She told the Telegraph: “It struck me that they are amazing items but they are stuck in a box or in a bank. No one was able to see them or take pride in them. It was an asset that wasn’t bringing in any money and I was having to pay insurance.

“I felt that all the items should stay together and I have thought about it for 30 years and I have finally got around to making a decision.”

Malcolmson, who was born in Inverness, later fought during the Indian Mutiny and eventually rose to the rank of captain. He died in 1902.

Schoolboy organises charity tournament for Grenfell Tower victims

A schoolboy has organised a charity football and netball tournament to raise funds for victims of the Grenfell Tower disaster.

Fred Young, a Year 6 pupil at St Stephen’s CE Primary School in Hammersmith, is raising money for the British Red Cross’ London Fire Relief Fund.

The ten-year-old, the son of journalist Toby Young, was inspired after watching the Game 4 Grenfell, a star-studded football match which helped raise almost £30,000 for those affected.

“I am worried that with so many tragic events being reported in the news lately the residents of Grenfell Tower will be forgotten,” explains Fred.

“The residents lost everything in the fire and I think it is important that we continue to try and help them.”

Inside Cox’s Bazar: Rohingya refugees flee persecution in Burma, in pictures

More than 600,000 Rohingya refugees have fled to Bangladesh to escape an offensive by Burma’s military that the United Nations has called ‘a textbook example of ethnic cleansing’.

The refugee population continues to swell further, with thousands more Rohingya Muslims making the perilous journey on foot toward the border, or paying smugglers to take them across by water in wooden boats. 

Hundreds have died trying to escape, and survivors arrive with horrifying accounts of villages burned, women raped, and scores killed in the ‘clearance operations’ by the Burmese army and Buddhist mobs that were sparked by militant attacks on security posts in Rakhine state on August 25, 2017.

Photographer Kevin Frayer is in Bangladesh to document the crisis.

Richard Leonard becomes fourth Scottish Labour leader in three years

 Labour Jeremy Corbyn congratulated Mr Leonard on being elected, and Mr Sarwar on his energetic campaign.

He said: “After being written off time and again, the general election showed that our party is capturing the mood both in Scotland and across the rest of the UK.

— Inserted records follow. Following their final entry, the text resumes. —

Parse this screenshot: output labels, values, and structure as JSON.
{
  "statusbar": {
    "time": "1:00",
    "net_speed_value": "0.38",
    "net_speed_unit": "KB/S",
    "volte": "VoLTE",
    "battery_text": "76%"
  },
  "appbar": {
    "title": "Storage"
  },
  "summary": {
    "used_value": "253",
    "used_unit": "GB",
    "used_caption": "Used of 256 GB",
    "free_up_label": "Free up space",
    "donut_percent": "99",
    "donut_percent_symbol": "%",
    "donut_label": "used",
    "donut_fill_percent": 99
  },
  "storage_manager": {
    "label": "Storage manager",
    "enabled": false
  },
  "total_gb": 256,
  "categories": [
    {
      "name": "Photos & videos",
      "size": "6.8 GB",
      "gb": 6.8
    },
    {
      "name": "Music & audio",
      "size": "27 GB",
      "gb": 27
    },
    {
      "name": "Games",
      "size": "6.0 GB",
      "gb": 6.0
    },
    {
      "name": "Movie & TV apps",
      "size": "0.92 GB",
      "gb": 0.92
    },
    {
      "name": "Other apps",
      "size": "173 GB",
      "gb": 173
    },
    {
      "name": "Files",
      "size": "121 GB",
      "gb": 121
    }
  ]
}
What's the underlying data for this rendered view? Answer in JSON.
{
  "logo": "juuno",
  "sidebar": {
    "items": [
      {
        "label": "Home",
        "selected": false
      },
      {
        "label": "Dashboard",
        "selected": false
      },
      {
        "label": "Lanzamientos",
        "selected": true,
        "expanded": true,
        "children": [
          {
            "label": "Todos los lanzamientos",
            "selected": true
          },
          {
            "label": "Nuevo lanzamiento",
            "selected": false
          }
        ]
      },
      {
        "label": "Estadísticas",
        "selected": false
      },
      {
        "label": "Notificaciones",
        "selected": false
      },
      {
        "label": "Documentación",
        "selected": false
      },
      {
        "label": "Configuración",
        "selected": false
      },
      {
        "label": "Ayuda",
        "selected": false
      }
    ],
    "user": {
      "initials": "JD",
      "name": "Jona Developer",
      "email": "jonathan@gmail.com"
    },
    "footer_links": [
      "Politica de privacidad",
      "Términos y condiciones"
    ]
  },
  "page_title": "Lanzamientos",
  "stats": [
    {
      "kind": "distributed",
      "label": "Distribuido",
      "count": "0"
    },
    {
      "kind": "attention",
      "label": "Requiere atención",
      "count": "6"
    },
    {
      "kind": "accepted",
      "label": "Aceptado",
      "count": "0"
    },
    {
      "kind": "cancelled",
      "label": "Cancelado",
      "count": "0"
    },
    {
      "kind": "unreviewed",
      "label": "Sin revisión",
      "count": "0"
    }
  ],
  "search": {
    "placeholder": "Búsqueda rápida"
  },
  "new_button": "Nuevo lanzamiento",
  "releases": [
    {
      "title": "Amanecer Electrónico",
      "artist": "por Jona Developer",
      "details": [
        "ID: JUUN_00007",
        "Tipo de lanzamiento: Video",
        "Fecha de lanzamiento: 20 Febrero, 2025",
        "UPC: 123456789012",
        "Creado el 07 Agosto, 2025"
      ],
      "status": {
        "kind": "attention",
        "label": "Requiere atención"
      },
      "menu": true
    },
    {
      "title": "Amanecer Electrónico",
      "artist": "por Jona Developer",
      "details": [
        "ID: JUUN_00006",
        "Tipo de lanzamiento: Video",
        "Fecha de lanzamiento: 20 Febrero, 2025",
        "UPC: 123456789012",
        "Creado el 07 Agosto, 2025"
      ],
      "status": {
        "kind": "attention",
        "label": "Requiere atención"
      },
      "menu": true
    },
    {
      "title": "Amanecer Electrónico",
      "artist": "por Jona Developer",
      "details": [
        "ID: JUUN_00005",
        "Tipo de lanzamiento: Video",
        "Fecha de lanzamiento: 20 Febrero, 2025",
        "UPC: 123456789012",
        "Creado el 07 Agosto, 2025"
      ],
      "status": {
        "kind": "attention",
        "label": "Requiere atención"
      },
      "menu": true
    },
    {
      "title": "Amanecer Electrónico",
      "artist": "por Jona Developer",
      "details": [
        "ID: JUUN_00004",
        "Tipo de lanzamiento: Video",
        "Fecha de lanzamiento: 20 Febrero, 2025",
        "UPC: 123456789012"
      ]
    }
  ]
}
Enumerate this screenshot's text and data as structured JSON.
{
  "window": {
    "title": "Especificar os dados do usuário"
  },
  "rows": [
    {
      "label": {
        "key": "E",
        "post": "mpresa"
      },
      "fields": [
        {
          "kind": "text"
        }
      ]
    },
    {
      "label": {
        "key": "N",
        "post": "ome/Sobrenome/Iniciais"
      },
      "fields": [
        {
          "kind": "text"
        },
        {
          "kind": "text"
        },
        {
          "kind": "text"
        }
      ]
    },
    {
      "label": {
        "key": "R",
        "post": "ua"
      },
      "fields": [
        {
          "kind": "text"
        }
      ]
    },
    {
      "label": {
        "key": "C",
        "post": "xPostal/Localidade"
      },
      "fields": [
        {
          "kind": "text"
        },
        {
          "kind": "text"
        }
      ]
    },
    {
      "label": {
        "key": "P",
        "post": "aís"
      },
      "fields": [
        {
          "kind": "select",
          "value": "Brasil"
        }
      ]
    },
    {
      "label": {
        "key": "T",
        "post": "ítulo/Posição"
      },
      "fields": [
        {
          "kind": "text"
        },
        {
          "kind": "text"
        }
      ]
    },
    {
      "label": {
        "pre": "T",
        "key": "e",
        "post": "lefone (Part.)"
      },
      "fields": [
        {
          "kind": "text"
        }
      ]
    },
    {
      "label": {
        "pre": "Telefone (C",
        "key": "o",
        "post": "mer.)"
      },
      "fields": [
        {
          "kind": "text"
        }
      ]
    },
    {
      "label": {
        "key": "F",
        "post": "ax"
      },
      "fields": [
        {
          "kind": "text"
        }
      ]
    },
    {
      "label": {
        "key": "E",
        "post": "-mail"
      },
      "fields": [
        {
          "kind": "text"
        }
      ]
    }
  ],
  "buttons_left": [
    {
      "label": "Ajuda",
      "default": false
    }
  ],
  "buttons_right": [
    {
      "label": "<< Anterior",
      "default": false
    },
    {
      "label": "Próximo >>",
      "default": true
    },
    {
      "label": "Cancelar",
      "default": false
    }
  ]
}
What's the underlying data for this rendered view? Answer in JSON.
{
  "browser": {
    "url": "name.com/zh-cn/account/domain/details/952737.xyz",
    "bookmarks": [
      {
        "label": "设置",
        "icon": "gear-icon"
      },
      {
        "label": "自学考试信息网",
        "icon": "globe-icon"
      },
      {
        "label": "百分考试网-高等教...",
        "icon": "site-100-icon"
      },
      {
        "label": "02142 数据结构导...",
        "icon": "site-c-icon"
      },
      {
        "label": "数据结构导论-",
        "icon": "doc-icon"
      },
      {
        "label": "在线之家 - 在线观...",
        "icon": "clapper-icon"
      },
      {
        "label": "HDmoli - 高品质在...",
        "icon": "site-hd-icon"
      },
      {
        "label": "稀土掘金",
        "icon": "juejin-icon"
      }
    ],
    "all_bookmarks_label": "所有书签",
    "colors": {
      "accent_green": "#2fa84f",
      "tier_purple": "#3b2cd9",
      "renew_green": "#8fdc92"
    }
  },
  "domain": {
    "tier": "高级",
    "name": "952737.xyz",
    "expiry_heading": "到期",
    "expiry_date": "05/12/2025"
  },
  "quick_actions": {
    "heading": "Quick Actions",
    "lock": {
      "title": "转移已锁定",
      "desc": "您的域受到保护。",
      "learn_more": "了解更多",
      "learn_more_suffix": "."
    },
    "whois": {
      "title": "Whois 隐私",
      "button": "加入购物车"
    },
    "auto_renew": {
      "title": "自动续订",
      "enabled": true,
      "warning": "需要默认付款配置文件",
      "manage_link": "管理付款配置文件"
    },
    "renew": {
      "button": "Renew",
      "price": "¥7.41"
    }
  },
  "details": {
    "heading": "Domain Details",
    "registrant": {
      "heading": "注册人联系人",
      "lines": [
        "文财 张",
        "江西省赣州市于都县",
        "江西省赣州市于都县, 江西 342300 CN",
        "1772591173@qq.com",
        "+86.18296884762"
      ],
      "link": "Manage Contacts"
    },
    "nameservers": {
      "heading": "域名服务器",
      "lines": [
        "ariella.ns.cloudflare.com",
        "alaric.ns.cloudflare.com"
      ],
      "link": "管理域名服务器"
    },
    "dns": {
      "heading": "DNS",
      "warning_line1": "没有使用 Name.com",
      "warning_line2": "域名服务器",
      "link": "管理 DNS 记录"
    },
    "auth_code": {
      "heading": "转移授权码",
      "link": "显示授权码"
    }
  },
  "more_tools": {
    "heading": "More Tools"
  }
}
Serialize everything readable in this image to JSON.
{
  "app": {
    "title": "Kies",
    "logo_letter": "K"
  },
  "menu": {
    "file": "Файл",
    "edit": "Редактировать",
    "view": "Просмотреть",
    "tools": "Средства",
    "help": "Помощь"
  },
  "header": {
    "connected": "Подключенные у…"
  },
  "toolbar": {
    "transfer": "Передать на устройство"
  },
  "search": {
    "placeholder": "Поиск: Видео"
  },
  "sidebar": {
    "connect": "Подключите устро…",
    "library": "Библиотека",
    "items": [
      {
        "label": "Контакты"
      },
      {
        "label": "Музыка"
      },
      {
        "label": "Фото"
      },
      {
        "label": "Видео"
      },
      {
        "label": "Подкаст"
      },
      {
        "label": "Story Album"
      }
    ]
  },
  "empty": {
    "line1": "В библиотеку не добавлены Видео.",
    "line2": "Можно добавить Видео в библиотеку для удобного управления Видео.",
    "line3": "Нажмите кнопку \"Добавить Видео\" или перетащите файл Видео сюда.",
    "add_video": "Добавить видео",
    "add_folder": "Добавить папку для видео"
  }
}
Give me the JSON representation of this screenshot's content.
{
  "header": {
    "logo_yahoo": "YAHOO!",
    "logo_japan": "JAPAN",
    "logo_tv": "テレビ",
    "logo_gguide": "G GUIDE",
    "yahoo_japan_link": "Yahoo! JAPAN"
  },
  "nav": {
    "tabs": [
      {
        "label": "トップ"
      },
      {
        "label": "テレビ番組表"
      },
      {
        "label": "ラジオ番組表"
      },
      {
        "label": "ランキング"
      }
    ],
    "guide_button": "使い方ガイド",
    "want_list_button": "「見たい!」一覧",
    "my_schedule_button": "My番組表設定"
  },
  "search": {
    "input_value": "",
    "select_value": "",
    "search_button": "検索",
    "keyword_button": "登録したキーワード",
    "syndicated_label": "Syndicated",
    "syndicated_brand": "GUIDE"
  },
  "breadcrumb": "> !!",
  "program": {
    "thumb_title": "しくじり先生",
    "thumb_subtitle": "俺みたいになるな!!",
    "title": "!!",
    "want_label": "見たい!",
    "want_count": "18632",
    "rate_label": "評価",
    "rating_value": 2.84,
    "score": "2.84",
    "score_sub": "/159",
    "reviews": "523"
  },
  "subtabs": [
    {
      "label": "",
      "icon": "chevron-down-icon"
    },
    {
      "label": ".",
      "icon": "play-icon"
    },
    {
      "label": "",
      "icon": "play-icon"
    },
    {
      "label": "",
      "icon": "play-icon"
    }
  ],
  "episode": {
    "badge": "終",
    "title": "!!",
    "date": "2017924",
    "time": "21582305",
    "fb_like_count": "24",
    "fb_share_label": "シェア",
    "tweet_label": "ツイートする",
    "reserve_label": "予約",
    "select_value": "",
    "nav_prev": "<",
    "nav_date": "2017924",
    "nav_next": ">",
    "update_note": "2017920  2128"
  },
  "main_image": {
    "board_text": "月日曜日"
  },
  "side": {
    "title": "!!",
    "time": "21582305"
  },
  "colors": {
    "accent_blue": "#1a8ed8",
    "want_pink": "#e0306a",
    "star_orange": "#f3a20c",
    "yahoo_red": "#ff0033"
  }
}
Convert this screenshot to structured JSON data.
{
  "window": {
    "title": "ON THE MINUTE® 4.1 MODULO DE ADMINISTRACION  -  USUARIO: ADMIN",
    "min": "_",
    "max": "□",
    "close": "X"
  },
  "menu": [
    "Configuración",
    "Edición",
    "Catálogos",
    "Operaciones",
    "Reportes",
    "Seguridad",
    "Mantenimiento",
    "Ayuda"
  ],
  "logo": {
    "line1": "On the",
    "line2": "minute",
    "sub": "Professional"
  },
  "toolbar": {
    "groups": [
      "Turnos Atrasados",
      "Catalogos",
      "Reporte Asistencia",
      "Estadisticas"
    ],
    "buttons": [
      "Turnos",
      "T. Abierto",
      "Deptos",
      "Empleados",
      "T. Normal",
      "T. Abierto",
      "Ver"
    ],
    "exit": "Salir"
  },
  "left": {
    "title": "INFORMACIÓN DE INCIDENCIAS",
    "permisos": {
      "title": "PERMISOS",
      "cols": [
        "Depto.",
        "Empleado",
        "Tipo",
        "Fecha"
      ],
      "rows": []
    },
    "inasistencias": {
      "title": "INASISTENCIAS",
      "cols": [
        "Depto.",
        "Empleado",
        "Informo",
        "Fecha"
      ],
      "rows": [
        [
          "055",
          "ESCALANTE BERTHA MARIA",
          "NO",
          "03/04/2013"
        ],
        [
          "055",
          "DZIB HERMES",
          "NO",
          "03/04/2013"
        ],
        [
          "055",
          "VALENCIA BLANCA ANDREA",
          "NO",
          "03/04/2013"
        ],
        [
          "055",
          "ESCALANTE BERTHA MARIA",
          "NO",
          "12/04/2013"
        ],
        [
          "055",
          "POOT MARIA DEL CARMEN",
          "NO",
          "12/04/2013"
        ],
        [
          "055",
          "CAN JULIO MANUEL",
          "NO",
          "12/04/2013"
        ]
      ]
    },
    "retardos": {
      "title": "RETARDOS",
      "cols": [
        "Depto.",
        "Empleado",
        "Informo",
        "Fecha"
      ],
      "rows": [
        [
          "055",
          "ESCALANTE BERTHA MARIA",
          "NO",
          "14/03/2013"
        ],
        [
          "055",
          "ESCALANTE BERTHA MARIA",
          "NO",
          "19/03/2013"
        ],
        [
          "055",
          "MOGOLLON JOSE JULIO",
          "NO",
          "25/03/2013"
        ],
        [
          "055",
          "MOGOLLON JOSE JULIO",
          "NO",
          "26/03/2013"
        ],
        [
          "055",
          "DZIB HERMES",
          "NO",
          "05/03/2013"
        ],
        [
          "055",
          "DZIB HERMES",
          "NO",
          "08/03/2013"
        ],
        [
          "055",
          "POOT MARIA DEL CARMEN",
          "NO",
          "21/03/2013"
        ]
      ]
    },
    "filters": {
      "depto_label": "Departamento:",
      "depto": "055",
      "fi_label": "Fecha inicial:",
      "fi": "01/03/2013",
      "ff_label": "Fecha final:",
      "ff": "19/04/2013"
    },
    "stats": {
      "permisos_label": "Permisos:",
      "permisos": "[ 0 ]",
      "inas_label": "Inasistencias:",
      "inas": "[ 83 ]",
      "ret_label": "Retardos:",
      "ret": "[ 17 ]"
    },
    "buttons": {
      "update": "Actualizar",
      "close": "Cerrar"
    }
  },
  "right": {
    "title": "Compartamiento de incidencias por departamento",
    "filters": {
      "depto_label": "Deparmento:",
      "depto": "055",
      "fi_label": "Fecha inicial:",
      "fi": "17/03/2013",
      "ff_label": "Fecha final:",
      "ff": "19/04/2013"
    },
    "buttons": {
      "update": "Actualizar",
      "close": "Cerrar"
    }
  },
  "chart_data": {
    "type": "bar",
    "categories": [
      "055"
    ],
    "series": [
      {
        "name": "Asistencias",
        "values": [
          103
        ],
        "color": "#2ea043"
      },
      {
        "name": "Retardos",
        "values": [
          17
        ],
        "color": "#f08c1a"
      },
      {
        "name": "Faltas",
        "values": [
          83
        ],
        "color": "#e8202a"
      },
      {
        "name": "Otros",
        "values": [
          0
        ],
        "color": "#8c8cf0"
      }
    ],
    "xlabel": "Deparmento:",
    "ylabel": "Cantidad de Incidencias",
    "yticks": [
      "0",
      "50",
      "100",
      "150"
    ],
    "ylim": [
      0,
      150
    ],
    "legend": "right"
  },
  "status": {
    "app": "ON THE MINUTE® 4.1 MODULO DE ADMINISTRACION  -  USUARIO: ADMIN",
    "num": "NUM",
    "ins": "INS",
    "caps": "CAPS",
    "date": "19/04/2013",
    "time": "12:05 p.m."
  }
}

“There is much to do to continue our party’s revival in Scotland and many who still need to be persuaded to put their trust in the Labour Party.

“But Richard’s campaign offered a challenge to the rigged system that has benefited a wealthy elite and showed how he will lead Scottish Labour to transform society.

“This can be a turning point in Scottish politics and our party will now come together, united to challenge Tory and SNP austerity that has held Scotland back.

“I am confident that under Richard’s leadership, Labour will once again be a real force for change in Scotland.